In the online business world, we hear a lot of terms surrounding payment processing. Such as the payment gateway, the payment processor and more. However, people usually find trouble seperating between the two. Even though they’re each different and they play a vital role in online transactions. That’s why it’s important to thoroughly understand the way they work, especially if you’re working in eCommerce. First, we need to understand the meaning of each term.
What Is a Payment Gateway?
A payment gateway is a secure online portal that guards, authorizes, and processes online payments. It literally replaces a point-of-sale (POS) terminal allowing your customers to pay online using credit or debit cards. It acts as the middleman between your website and the payment processor. Gateways are commonly used in eCommerce because it’s illegal to transmit transactions’ information directly from your website to a payment processor due to security issues. They make sure your website complies with standard security and safety regulations such as the Payment Card Industry Data Security Standard (PCI). You may not require a payment gateway if you operated a purely physical business. However, the more complex your transactions get, the more you’ll need a payment gateway.
What Is a Payment Processor?
It’s the financial institution that works in the background to provide online payment processing services to merchants. It makes transactions happen by transmitting your customers’ data between your business, the issuing bank, and the acquiring bank through the payment gateway back and forth. Payment processors also conduct standard security measures to ensure fraud does not occur by making quick checks on the customer’s card information. Once the process gets the approval, the payment processors take the money from the cardholder’s bank account and deliver it to the merchant’s bank account. In other words, payment processors are the systems that move information in order to complete an online transaction.
What Does A Payment Gateway And A Payment Processor Have In Common?
Both the payment gateway and the payment processor play huge parts in the online payment process. They must be (PCI-DSS) compliant to ensure secure transmissions of the financial information.
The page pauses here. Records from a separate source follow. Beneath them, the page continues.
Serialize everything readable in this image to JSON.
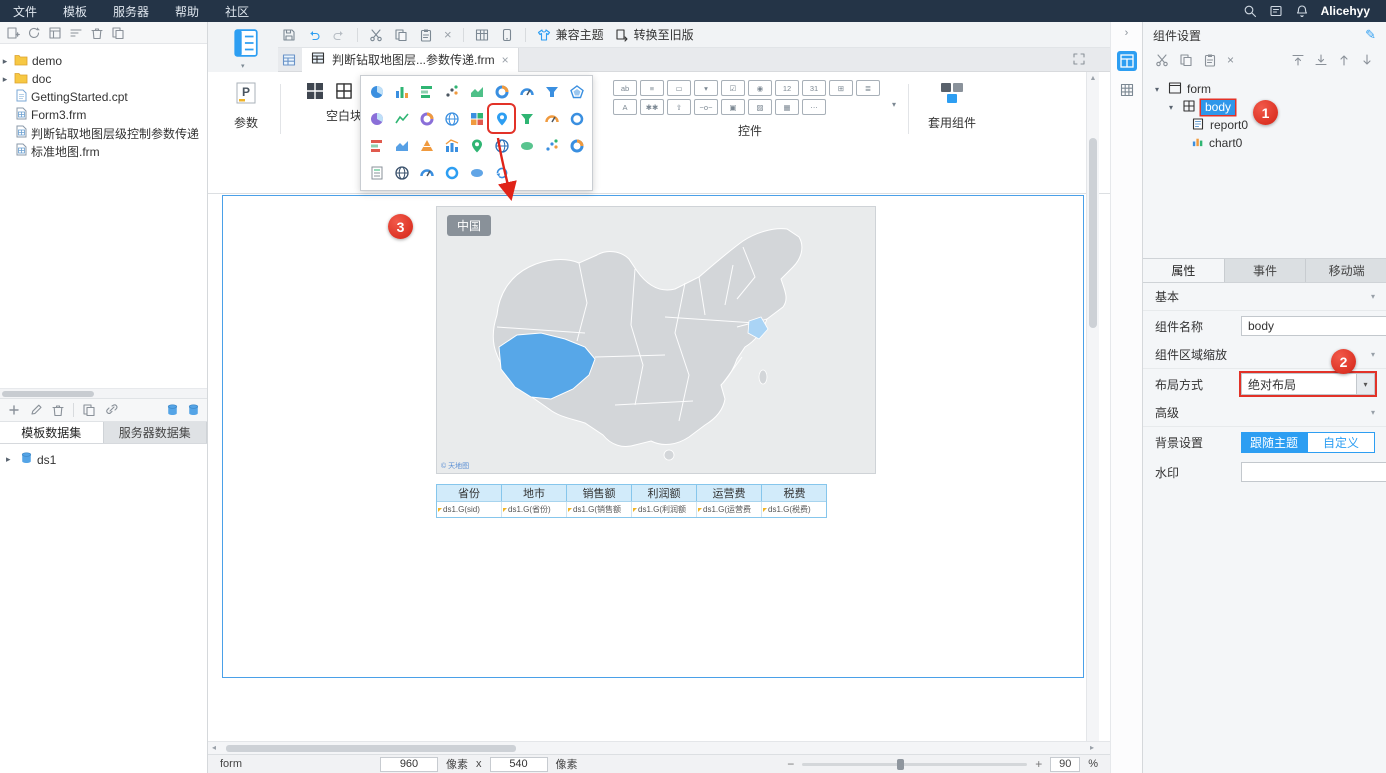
{
  "colors": {
    "accent": "#2d9ef2",
    "annotation": "#e23228",
    "map_highlight": "#57a7e8",
    "map_highlight_light": "#aad4f5"
  },
  "menubar": {
    "items": [
      "文件",
      "模板",
      "服务器",
      "帮助",
      "社区"
    ],
    "username": "Alicehyy"
  },
  "left_panel": {
    "tree": [
      {
        "label": "demo",
        "type": "folder"
      },
      {
        "label": "doc",
        "type": "folder"
      },
      {
        "label": "GettingStarted.cpt",
        "type": "file"
      },
      {
        "label": "Form3.frm",
        "type": "file"
      },
      {
        "label": "判断钻取地图层级控制参数传递",
        "type": "file"
      },
      {
        "label": "标准地图.frm",
        "type": "file"
      }
    ],
    "dataset_tabs": [
      {
        "label": "模板数据集",
        "active": true
      },
      {
        "label": "服务器数据集",
        "active": false
      }
    ],
    "datasets": [
      {
        "label": "ds1"
      }
    ]
  },
  "main_toolbar": {
    "compat_theme": "兼容主题",
    "convert_legacy": "转换至旧版"
  },
  "doc_tab": {
    "title": "判断钻取地图层...参数传递.frm"
  },
  "palette": {
    "param_label": "参数",
    "blank_label": "空白块",
    "controls_label": "控件",
    "reuse_label": "套用组件",
    "chart_icons": [
      {
        "name": "pie-chart",
        "type": "pie",
        "color": "#3a8fe0"
      },
      {
        "name": "column-chart",
        "type": "bar",
        "color": "#3a8fe0"
      },
      {
        "name": "bar-chart",
        "type": "hbar",
        "color": "#2fb573"
      },
      {
        "name": "scatter-chart",
        "type": "scatter",
        "color": "#4a5560"
      },
      {
        "name": "area-chart",
        "type": "area",
        "color": "#2fb573"
      },
      {
        "name": "donut-chart",
        "type": "donut",
        "color": "#3a8fe0"
      },
      {
        "name": "gauge-chart",
        "type": "gauge",
        "color": "#3a8fe0"
      },
      {
        "name": "funnel-chart",
        "type": "funnel",
        "color": "#3a8fe0"
      },
      {
        "name": "radar-chart",
        "type": "radar",
        "color": "#3a8fe0"
      },
      {
        "name": "rose-chart",
        "type": "pie",
        "color": "#8a6fd8"
      },
      {
        "name": "line-chart",
        "type": "line",
        "color": "#2fb573"
      },
      {
        "name": "multi-pie-chart",
        "type": "donut",
        "color": "#8a6fd8"
      },
      {
        "name": "globe-chart",
        "type": "globe",
        "color": "#3a8fe0"
      },
      {
        "name": "heatmap-chart",
        "type": "grid4",
        "color": "#3a8fe0"
      },
      {
        "name": "gis-map-chart",
        "type": "pin",
        "color": "#2d9ef2",
        "box": true
      },
      {
        "name": "funnel3d-chart",
        "type": "funnel",
        "color": "#2fb573"
      },
      {
        "name": "dial-chart",
        "type": "gauge",
        "color": "#f09a3e"
      },
      {
        "name": "spiral-chart",
        "type": "ring",
        "color": "#3a8fe0"
      },
      {
        "name": "stack-bar-chart",
        "type": "hbar",
        "color": "#e05a4e"
      },
      {
        "name": "range-area-chart",
        "type": "area",
        "color": "#3a8fe0"
      },
      {
        "name": "pyramid-chart",
        "type": "pyramid",
        "color": "#f09a3e"
      },
      {
        "name": "combo-chart",
        "type": "combo",
        "color": "#3a8fe0"
      },
      {
        "name": "drill-map-chart",
        "type": "pin",
        "color": "#2fb573"
      },
      {
        "name": "world-map-chart",
        "type": "globe",
        "color": "#2a6fb8"
      },
      {
        "name": "word-cloud-chart",
        "type": "oval",
        "color": "#2fb573"
      },
      {
        "name": "bubble-chart",
        "type": "scatter",
        "color": "#3a8fe0"
      },
      {
        "name": "donut-small-chart",
        "type": "donut",
        "color": "#3a8fe0"
      },
      {
        "name": "report-block-chart",
        "type": "doc",
        "color": "#8a9199"
      },
      {
        "name": "earth-chart",
        "type": "globe",
        "color": "#39506b"
      },
      {
        "name": "meter-chart",
        "type": "gauge",
        "color": "#3a8fe0"
      },
      {
        "name": "ring-chart",
        "type": "ring",
        "color": "#2d9ef2"
      },
      {
        "name": "ellipse-chart",
        "type": "oval",
        "color": "#3a8fe0"
      },
      {
        "name": "cycle-chart",
        "type": "cycle",
        "color": "#3a8fe0"
      }
    ],
    "control_icons": [
      {
        "name": "text-widget",
        "glyph": "ab"
      },
      {
        "name": "textarea-widget",
        "glyph": "≡"
      },
      {
        "name": "button-widget",
        "glyph": "▭"
      },
      {
        "name": "dropdown-widget",
        "glyph": "▾"
      },
      {
        "name": "checkbox-widget",
        "glyph": "☑"
      },
      {
        "name": "radio-widget",
        "glyph": "◉"
      },
      {
        "name": "number-widget",
        "glyph": "12"
      },
      {
        "name": "date-widget",
        "glyph": "31"
      },
      {
        "name": "tree-widget",
        "glyph": "⊞"
      },
      {
        "name": "list-widget",
        "glyph": "≣"
      },
      {
        "name": "label-widget",
        "glyph": "A"
      },
      {
        "name": "password-widget",
        "glyph": "✱✱"
      },
      {
        "name": "upload-widget",
        "glyph": "⇧"
      },
      {
        "name": "slider-widget",
        "glyph": "−o−"
      },
      {
        "name": "iframe-widget",
        "glyph": "▣"
      },
      {
        "name": "image-widget",
        "glyph": "▨"
      },
      {
        "name": "grid-widget",
        "glyph": "▦"
      },
      {
        "name": "more-widget",
        "glyph": "⋯"
      }
    ]
  },
  "canvas": {
    "map": {
      "region_label": "中国",
      "attribution": "© 天地图"
    },
    "table": {
      "headers": [
        "省份",
        "地市",
        "销售额",
        "利润额",
        "运营费",
        "税费"
      ],
      "cells": [
        "ds1.G(sid)",
        "ds1.G(省份)",
        "ds1.G(销售额",
        "ds1.G(利润额",
        "ds1.G(运营费",
        "ds1.G(税费)"
      ]
    }
  },
  "statusbar": {
    "mode": "form",
    "width": "960",
    "height": "540",
    "unit": "像素",
    "times": "x",
    "minus": "−",
    "plus": "+",
    "zoom": "90",
    "percent": "%"
  },
  "right_panel": {
    "title": "组件设置",
    "tree": [
      {
        "label": "form"
      },
      {
        "label": "body"
      },
      {
        "label": "report0"
      },
      {
        "label": "chart0"
      }
    ],
    "tabs": [
      {
        "label": "属性",
        "active": true
      },
      {
        "label": "事件"
      },
      {
        "label": "移动端"
      }
    ],
    "sections": {
      "basic": "基本",
      "advanced": "高级"
    },
    "props": {
      "name_label": "组件名称",
      "name_value": "body",
      "scale_label": "组件区域缩放",
      "layout_label": "布局方式",
      "layout_value": "绝对布局",
      "bg_label": "背景设置",
      "bg_follow": "跟随主题",
      "bg_custom": "自定义",
      "watermark_label": "水印",
      "more": "…"
    }
  },
  "annotations": {
    "step1": "1",
    "step2": "2",
    "step3": "3"
  }
}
They also need annual auditing and certification to the most recent security standards.
How Do Payment Gateways And Payment Processors Work Together?
There are four parties involved with every credit card transaction. The merchant, the customer, the acquiring bank, and the issuing bank. On top of that, there are three elements that facilitate this process. The payment gateway, payment processor, and merchant account. When an online payment occurs all three elements work together to transfer money from the customer to the merchant. The process starts with the customer entering his credit card number. Within seconds his request gets either an approval or a denial. During this time, the payment gateway sends the transaction details via the payment processor to the merchant account. The payment processor also contacts the issuing bank to ensure that the amount is within the customer’s limit. If the amount is available, the customer’s information goes back through the credit card network to the payment processor, then the payment gateway which stores the results so that the merchant’s website can complete the transaction. Finally, the shipment goes through and the merchant gets paid.
This was a summary of online payment processing and the difference between payment gateways and payment processors. If you’re looking for a more in-depth explanation read this blog post: This is How Online Credit Card Processing Works.